The schematics of the Nautilus Photo submitted by Ty Wijnans
Captain's quarters in the Nautilus.
Plotting the Nautilus' course, 20,000 leagues under the sea.
Detail in the Nautilus' map room.
One of the great details: the ship's ballast is treasure found in old wrecks just as Jules Verne described it. Photo submitted by Ty Wijnans
Captain Nemo's organ
An encounter with a giant octopus at the end of the exhibit.
I would have liked to see a few more interactive play opportunities on Paris' Nautilus. But there's enough visual detail here that I found myself lingering for far longer than than I'd planned.

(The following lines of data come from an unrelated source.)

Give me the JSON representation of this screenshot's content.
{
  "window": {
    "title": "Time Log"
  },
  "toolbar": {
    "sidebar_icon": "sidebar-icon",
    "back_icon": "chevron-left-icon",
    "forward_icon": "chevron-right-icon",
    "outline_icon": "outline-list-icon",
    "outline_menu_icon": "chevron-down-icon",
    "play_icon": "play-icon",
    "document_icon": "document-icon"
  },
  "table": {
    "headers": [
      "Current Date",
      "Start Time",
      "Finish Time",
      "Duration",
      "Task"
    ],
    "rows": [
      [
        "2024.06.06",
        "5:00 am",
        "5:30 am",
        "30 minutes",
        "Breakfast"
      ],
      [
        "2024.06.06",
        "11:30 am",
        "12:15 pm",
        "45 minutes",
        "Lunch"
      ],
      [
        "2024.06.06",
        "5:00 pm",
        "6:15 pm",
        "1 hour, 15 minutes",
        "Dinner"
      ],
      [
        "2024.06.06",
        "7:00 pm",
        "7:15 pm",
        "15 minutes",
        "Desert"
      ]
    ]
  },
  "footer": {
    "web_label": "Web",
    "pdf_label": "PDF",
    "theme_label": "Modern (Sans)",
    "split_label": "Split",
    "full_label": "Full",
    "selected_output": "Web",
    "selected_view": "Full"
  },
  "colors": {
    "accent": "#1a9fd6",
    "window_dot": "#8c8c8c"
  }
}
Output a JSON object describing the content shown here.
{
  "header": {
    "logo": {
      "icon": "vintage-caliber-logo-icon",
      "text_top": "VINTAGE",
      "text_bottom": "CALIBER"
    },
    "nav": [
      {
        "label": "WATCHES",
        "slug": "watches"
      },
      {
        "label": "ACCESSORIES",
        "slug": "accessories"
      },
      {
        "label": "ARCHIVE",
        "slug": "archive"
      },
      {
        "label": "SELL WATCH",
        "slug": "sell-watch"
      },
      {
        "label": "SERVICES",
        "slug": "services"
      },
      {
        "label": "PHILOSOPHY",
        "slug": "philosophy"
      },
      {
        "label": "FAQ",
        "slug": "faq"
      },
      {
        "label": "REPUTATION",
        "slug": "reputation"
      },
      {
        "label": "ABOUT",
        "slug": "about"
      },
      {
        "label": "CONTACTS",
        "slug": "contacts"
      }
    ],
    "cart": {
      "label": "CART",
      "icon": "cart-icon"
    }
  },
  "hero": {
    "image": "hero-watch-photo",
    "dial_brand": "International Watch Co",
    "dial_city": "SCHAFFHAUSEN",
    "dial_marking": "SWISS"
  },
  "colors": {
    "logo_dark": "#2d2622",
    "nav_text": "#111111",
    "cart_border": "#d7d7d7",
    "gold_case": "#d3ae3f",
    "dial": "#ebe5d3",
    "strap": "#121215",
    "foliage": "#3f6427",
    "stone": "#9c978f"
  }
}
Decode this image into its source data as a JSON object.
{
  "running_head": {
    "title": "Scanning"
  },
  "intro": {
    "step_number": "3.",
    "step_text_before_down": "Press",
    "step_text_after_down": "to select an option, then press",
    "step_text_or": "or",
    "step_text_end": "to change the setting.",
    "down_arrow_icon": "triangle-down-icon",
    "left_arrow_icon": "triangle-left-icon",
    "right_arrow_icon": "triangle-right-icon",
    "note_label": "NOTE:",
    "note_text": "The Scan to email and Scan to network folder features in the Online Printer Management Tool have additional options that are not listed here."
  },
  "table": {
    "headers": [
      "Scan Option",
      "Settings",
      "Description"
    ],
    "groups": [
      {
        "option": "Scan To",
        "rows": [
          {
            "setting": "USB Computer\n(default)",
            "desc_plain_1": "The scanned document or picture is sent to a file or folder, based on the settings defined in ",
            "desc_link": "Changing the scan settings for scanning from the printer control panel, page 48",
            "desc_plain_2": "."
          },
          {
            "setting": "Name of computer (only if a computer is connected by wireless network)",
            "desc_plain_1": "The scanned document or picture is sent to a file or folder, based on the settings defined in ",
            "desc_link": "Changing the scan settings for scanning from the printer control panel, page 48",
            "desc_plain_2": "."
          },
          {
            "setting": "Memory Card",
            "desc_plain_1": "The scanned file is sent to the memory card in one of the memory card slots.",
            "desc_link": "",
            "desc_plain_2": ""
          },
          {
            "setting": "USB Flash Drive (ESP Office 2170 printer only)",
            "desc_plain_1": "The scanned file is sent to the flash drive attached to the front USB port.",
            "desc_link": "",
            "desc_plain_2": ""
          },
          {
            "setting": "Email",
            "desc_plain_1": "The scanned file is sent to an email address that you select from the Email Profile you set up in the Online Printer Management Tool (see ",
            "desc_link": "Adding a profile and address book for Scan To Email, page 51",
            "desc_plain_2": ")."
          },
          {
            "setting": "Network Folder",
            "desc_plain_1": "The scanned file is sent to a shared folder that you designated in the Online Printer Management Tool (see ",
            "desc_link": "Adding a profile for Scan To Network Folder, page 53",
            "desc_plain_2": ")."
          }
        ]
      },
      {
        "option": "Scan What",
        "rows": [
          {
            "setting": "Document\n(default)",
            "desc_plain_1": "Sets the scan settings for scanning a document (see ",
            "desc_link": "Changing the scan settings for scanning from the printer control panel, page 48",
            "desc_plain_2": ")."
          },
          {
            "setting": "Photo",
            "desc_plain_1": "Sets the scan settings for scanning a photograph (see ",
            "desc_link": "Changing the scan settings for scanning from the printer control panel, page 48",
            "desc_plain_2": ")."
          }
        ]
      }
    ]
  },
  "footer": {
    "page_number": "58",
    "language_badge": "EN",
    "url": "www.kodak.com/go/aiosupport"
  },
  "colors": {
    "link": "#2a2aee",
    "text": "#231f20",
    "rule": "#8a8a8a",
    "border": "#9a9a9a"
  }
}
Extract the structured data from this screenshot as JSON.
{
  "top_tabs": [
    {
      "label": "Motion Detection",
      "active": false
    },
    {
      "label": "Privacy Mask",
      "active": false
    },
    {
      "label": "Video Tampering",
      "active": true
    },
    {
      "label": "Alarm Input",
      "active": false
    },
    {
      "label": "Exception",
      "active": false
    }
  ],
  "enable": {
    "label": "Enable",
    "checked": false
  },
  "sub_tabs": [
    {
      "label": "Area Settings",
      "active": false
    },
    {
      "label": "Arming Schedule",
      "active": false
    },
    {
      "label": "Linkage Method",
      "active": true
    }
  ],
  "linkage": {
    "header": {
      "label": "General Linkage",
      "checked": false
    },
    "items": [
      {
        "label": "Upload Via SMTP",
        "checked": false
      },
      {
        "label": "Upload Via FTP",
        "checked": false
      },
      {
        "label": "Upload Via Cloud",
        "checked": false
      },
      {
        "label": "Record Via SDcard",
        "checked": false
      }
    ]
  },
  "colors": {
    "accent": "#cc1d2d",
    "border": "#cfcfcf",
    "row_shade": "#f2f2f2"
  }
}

I don't expect Disney to ever build another 20K ride here in the United States. But how hard would it be to give us an immersive walk-through like Les Mysteres du Nautilus to enjoy?
Published: October 15, 2012 at 3:41 PM
I would love an exhibit like this at Disney World,in fact I wish there was another more up-dated movie of "20,000 Leagues.
Published: October 15, 2012 at 5:18 PM
They said their will be several tributes to 20,000 leagues in the little mermaid queue, so i'm looking forward to spotting those because my fondest childhood memories is that ride at the magic kingdom.
Published: October 15, 2012 at 6:01 PM
We get a Swiss Family Treehouse, they get a very cool looking Nautilus... where is the justice in that?
Published: October 15, 2012 at 8:14 PM
Uh, they have a Swiss Family Treehouse in Paris, too... :^/
Published: October 15, 2012 at 9:30 PM
One of the things that sets Disneyland Paris apart from the other Disney parks is the quantity and quality of their walkthrough attractions. While I didn't do this one on my visit this past summer (opting instead for a third ride on Space Mountain: Mission 2), I did both castle walkthroughs, the Swiss Family Treehouse, explored Adventure Island (more of a playground than a regular walkthrough...think Tom Sawyer's Island), and went through Alice's Curious Labyrinth. Even the worst of these attractions (the treehouse) was still an order of magnitude better than any walkthrough attraction at the Disneyland Resot in California. For most parks, going for just rides is fine, but at Disneyland Paris, you're missing something if you don't take the time to sample at least a few of their unique walkthrough attractions (and with the exception of Alice's Curious Labyrinth, I never saw a line for any of them).
Published: October 16, 2012 at 3:21 AM
Published: October 16, 2012 at 3:51 AM
I didn't care for the walk-through in DLP. I don't think it's that what seperates theme parks from amusement parks. It's the themeing that makes the difference and the rides that you won't find at any carneval.
These walk-through attractions are ok the first time but get boring soon. It would be a nice line to wait in for the real attraction.
I think the line for Harry Potter is a wonderfull walk-through attraction as is the line for the Tower of Terror. But at the end there needs to be a stunning ride.
It should not be like the Little Mermaid ride in Orlando. It's got a very nice exterieur and the line is ok but the ride is very mediocer.
Published: October 16, 2012 at 2:05 PM
Haha, when it doubt James, I guess that's the best thing to say, haha!
This article has been archived and is no longer accepting comments.
Previous article: Vote of the week: When to visit a brand-new ride or show?
Most Popular U.S. Theme Parks
Walt Disney World's Magic Kingdom
Disney's Animal Kingdom
Disney's Hollywood Studios
Disney California Adventure
Universal's Islands of Adventure
Universal Studios Florida
Universal Studios Hollywood
Popular International Parks
Universal Studios Japan
Hong Kong Disneyland
Walt Disney Studios Paris
Universal Studios Singapore
Features, News and Advice
The Wizarding World of Harry Potter
The Theme Park Insider Awards
What's Under Construction for 2015/6?
How to Stay Safe at a Theme Park
2005 (Dec 27-31)
2005 (Jan-Dec 26)
Books and Shirts